for them to let go of it. When the power they hold on to is threatened, they
use all their resources to safeguard it and strengthen their grip on to it.
Some use the weapon of vilifying and destroying the character of their
opponents in order to eliminate the threat to their power bastion. Others use
deadly weapons and human shields so that the power they tasted would not desert
them. The root cause of most of the wars the world has witnessed thus far is
the craze for power between different players. But there are others who use
power for building up the society, creating harmony and helping progress. This
indeed is the purpose of power.
Although everyone knows what power
is, and everyone has tasted and exercised it in some form or other, it is a
difficult concept to define. Max Weber, the great German Philosopher defines
power as, “the ability of an actor to realize his or her will in a social
action, even against the will of other actors.” Power is exercised in different
spheres of life: society, politics, economics, military, community, family,
The ultimate source of every form of
power is God as He is the Omnipotent being. We can say God deposits a share of
His power on humans in order to maintain and continue the order and harmony of
God's creation. Jesus said
to Pilate: “You would have no authority over me, unless it had been given
you from above” (Jn 19:11). The power that God imparts upon humans is meant to
use for common good and social harmony.
The problem starts when people with power begin to misuse it for their
personal gains, when they use power to harass, oppress and burden others. Jesus

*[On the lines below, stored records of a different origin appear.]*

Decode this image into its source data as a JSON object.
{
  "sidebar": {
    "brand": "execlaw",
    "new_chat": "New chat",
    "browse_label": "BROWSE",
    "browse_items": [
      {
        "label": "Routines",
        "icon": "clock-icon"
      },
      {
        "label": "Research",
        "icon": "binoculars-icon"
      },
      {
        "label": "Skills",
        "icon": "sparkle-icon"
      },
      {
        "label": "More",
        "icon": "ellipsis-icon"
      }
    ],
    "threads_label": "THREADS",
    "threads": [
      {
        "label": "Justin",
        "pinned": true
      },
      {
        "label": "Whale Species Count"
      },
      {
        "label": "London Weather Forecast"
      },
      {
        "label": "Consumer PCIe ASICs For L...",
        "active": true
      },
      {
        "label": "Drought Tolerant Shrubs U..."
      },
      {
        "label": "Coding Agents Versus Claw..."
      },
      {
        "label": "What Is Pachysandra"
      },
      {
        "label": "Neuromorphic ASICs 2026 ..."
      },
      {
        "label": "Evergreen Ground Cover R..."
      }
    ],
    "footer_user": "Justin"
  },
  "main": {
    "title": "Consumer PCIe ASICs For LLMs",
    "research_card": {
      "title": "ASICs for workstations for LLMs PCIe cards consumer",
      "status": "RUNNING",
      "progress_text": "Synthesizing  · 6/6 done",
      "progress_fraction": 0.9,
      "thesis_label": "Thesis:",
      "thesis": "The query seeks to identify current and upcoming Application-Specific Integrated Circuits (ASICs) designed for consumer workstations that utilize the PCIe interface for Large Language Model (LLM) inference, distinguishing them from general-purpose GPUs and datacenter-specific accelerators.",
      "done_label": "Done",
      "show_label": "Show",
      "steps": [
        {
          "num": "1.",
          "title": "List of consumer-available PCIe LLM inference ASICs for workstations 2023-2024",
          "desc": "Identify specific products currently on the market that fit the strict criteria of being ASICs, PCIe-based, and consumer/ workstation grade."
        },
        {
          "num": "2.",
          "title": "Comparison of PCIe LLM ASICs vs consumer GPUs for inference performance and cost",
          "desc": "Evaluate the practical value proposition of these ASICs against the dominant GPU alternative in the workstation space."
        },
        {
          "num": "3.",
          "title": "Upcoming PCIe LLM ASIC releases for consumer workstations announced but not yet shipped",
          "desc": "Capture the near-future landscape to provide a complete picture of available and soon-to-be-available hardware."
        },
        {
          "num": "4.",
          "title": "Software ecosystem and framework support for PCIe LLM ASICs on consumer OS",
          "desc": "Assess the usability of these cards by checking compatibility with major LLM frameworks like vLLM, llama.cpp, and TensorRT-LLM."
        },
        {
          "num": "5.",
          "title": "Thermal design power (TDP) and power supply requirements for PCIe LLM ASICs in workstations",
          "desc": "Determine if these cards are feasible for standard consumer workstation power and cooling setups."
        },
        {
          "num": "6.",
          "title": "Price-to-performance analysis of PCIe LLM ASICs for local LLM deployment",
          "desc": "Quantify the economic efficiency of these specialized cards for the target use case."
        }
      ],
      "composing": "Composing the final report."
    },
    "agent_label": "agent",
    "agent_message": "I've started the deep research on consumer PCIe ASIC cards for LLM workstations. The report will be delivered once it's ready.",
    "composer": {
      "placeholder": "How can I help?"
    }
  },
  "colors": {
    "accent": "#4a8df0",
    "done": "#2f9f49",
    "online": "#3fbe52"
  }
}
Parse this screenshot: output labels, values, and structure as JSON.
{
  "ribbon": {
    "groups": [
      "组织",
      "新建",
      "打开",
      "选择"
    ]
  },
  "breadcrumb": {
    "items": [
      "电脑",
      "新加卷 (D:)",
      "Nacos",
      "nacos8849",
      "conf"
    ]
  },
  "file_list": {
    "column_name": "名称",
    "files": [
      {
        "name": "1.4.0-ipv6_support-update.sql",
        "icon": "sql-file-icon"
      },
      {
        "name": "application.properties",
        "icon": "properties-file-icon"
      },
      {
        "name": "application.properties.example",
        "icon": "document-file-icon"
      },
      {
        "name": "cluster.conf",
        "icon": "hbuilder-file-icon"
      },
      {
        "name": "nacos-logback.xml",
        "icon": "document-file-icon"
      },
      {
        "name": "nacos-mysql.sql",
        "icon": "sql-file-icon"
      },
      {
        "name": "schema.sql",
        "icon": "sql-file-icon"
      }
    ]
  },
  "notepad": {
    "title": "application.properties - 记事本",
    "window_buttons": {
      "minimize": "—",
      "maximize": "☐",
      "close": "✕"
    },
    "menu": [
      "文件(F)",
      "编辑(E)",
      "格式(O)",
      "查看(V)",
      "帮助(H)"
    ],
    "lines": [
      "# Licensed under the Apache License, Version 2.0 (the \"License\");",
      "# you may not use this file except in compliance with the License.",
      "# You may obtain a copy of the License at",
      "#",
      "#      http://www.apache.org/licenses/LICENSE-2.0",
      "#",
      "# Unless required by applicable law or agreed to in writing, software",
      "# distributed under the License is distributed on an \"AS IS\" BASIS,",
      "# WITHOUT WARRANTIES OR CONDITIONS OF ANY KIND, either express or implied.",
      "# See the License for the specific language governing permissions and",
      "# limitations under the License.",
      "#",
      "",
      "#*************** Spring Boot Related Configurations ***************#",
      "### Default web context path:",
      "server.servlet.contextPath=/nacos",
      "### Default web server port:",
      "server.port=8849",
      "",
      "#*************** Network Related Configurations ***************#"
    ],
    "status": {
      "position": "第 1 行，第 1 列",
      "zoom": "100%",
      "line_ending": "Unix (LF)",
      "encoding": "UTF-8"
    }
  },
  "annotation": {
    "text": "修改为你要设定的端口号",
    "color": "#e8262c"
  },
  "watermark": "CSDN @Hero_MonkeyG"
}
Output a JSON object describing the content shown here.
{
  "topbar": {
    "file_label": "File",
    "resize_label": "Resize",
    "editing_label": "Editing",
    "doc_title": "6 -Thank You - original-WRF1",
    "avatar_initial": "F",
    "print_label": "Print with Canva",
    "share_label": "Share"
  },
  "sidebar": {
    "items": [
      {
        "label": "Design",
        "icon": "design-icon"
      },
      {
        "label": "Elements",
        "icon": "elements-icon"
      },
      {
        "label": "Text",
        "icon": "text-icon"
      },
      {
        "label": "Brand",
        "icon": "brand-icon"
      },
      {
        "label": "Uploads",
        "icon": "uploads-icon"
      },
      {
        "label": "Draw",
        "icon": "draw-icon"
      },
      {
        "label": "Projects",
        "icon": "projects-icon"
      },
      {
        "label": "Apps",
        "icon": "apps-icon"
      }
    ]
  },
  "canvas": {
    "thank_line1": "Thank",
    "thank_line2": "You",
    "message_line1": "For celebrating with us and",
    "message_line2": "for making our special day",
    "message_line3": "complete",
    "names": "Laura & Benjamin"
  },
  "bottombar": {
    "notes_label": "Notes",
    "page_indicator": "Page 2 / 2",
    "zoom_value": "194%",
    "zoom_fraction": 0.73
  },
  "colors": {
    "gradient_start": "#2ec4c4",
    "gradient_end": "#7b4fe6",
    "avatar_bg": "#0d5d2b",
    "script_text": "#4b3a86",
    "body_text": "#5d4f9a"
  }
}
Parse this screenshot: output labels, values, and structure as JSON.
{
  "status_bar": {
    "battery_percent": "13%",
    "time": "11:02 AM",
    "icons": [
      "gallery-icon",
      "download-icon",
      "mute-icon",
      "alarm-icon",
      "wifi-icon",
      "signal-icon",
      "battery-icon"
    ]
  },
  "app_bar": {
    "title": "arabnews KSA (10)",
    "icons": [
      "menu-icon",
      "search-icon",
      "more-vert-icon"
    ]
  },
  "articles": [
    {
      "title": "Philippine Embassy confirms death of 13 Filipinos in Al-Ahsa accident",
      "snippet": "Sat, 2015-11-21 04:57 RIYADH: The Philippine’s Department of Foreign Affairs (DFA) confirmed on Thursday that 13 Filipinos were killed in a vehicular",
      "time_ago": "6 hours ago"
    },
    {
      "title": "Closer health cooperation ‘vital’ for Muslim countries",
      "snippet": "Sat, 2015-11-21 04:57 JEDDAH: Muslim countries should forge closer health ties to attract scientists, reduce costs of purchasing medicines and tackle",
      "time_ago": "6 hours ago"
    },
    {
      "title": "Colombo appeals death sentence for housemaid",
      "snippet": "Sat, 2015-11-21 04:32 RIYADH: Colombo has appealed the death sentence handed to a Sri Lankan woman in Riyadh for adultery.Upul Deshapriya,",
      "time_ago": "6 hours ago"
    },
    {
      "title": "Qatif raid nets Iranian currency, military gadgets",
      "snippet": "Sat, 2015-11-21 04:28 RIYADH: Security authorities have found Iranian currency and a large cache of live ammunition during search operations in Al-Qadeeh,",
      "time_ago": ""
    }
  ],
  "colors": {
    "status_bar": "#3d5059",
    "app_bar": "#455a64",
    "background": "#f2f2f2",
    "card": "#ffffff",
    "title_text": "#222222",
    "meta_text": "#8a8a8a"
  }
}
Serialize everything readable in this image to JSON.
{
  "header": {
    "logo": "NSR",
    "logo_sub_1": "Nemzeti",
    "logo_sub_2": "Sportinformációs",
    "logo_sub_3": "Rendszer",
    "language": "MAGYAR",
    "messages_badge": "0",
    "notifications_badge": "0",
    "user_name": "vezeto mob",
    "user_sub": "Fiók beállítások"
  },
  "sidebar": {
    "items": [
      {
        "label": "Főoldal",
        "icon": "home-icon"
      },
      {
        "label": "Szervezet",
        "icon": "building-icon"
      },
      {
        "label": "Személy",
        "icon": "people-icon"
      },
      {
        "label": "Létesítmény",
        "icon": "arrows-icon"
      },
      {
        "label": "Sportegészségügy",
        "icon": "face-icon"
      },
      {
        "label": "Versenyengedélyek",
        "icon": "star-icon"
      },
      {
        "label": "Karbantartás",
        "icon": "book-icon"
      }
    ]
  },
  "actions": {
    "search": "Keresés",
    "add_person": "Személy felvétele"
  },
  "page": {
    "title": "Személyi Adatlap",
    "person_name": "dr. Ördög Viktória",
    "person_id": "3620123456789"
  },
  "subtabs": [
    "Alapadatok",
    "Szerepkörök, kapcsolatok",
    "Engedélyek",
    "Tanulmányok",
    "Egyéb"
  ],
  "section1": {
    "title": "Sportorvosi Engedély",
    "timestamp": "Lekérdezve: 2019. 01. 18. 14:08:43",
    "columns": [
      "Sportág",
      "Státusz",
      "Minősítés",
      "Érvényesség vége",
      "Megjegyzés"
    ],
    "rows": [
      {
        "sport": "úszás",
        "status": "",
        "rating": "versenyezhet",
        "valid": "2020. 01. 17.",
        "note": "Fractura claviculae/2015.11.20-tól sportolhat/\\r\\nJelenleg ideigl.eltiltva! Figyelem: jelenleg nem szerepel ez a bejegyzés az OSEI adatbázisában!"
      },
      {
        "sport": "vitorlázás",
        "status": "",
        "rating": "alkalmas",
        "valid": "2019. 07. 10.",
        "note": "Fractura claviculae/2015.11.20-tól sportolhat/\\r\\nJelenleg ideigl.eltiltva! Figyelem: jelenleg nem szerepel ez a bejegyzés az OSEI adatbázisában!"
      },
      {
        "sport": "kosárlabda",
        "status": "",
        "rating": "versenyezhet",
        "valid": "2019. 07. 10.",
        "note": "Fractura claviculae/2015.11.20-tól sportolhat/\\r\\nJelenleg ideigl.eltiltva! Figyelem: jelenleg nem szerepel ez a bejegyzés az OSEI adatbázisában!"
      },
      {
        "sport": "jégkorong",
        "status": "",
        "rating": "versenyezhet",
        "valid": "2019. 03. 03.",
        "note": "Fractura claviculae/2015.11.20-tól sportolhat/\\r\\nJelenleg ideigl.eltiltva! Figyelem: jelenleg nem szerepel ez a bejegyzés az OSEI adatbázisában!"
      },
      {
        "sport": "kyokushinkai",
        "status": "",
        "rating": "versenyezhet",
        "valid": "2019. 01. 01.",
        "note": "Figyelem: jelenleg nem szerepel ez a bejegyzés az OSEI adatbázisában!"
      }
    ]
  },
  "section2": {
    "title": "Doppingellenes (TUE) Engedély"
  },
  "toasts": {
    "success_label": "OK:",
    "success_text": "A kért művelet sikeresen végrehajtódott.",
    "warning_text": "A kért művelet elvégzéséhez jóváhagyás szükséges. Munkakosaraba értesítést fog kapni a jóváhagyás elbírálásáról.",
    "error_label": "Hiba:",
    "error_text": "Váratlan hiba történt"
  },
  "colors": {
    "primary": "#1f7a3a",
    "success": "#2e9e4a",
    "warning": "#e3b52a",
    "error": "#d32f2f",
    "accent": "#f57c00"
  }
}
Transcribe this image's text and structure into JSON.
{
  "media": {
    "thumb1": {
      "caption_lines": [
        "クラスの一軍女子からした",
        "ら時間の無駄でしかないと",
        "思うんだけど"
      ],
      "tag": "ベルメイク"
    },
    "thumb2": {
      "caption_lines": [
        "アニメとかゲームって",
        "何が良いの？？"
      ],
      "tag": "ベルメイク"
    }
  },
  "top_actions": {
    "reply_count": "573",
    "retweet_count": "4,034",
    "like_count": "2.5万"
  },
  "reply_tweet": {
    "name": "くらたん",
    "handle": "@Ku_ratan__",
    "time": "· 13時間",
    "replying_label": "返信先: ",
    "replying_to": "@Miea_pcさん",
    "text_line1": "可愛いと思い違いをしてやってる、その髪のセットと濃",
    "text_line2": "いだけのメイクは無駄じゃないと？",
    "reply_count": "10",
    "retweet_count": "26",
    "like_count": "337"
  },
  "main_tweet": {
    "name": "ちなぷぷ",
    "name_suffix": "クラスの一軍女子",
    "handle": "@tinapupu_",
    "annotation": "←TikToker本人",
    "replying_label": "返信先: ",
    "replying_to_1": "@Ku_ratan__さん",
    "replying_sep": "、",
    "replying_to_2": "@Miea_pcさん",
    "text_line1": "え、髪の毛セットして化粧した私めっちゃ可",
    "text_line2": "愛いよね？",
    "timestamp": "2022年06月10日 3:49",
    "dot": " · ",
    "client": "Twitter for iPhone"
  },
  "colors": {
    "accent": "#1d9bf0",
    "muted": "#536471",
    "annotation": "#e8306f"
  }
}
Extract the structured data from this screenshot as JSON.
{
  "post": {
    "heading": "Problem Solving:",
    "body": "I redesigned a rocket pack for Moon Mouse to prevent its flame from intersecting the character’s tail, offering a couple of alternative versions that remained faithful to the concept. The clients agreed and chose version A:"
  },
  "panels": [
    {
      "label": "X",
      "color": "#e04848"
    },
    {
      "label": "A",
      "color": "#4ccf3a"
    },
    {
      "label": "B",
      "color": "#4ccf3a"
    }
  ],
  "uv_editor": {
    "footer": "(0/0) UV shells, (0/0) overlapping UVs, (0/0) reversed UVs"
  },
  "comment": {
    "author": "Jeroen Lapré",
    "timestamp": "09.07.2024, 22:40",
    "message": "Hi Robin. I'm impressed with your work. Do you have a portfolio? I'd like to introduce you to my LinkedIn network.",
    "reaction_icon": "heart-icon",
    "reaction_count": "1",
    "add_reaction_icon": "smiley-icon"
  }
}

had cautioned his followers against the hypocrisy of those who abuse power:
“The scribes and the Pharisees sit on Moses' seat; so practice and observe
whatever they tell you, but not what they do; for they preach, but do not
practice. They bind heavy burdens, hard to bear, and lay them on men's shoulders;
but they themselves will not move them with their finger.” (Mt 23:2-4).
About The Author
Fr. Joe Eruppakkatt SSP is a Catholic priest of the Society of St Paul. He has been engaged in media activities for several years as General Editor of ST PAULS Mumbai. He believes in God's gift of beauty and goodness in every human being, in nature and in every religious tradition, and shares his views and opinions with others.